A study led by an Indian-origin scientist in the US suggests that a cellular signal can tell doctors that a woman is about to go into labour.
Researchers from the University of Texas Medical Branch (UTMB) at Galveston uncovered the cellular signal in the amniotic fluid around the fetus that builds up when a pregnant woman is about to go into labour.
‘The initiation of the birth process is complex. Several body systems maintain pregnancy through a delicate balance - altering this balance tends to promote labour.’
"The initiation of the birth process is complex. Several body systems maintain pregnancy through a delicate balance -- altering this balance tends to promote labour," said lead author Ramkumar Menon, assistant professor in UTMB department of obstetrics and gynecology.
Menon's team focused their investigation on telomeres, which are the parts of the DNA that protect our genetic data while cells are dividing. These telomeres become shorter every time a cell divides, which hinders their ability to ensure that the new cells are identical to the parent cells.
This process is linked with the changes that take place in our bodies as we age. Over time, the telomeres become too short for the cell to divide and they become "senescent".
"We investigated whether the presence of senescent telomere fragments in the amniotic fluid around the fetus is linked with labour status, as we know that the telomeres continue to get shorter as the pregnancy progresses," Menon said.
Menon's team wanted to know what triggered a change in the delicate balance that had maintained a pregnancy. "We began this study suspecting that the senescent cells cause oxidative stress-associated damages to the amniotic sac that create inflammation in the placenta," he said. "We know from previous studies that inflammation can alter the balance of the mother's hormones in the uterus, triggering the labor process."
The researchers used telomere mimics, resembling those found in amniotic fluid, and conducted cellular analyses, finding more telomere fragments when a woman who was in labour compared to women who were at the end of their pregnancy but not yet in labour.
They report that as the fetus mature in the womb and nears term, placenta and other related tissues also age correspondingly due to telomere fragmentation and eventual loss.

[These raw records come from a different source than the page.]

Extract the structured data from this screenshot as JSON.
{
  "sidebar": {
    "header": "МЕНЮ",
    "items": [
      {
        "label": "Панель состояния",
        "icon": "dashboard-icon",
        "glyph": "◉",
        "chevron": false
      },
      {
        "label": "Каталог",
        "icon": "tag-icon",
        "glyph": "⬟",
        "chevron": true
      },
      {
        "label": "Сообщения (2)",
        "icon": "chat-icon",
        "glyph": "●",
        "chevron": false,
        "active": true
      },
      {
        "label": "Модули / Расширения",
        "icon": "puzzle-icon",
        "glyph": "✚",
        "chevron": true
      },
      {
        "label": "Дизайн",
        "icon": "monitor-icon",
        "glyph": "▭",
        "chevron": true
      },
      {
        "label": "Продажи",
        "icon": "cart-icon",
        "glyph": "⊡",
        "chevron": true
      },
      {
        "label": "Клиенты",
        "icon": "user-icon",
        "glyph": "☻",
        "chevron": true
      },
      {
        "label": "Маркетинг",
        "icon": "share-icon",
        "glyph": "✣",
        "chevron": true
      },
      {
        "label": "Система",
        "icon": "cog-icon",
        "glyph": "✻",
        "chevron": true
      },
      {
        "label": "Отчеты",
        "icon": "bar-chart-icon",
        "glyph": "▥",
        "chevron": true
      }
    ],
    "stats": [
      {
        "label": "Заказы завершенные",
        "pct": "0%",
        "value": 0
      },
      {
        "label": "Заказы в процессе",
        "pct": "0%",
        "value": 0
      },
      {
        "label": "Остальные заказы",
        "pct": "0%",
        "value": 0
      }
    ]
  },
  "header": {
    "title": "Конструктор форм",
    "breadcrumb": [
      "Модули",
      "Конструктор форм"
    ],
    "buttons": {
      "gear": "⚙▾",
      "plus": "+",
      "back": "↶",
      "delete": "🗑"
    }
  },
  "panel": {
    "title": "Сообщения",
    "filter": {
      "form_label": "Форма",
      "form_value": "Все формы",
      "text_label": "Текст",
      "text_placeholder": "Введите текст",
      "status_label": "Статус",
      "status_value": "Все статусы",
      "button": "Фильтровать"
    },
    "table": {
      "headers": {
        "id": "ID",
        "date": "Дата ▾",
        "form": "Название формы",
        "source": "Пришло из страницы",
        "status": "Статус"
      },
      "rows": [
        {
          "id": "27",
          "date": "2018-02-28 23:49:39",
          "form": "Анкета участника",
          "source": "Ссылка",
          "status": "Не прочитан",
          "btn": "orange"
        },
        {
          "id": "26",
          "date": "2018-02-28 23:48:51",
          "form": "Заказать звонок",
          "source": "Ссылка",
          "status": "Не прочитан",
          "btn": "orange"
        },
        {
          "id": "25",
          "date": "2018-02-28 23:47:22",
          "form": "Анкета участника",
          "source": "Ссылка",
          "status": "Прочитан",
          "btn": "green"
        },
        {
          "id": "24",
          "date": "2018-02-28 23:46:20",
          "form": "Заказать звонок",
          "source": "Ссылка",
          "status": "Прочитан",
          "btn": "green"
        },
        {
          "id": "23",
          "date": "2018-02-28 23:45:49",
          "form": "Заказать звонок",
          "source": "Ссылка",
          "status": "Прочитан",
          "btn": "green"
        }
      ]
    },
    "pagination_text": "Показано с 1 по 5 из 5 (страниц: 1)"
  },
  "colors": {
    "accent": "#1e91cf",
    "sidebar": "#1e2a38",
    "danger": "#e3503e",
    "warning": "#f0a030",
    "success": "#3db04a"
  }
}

The telomere fragments can increase sterile inflammation, as Menon termed, potentially signaling fetal maturity to trigger the process of labour and eventual delivery. The findings were recently published in journal PLOS ONE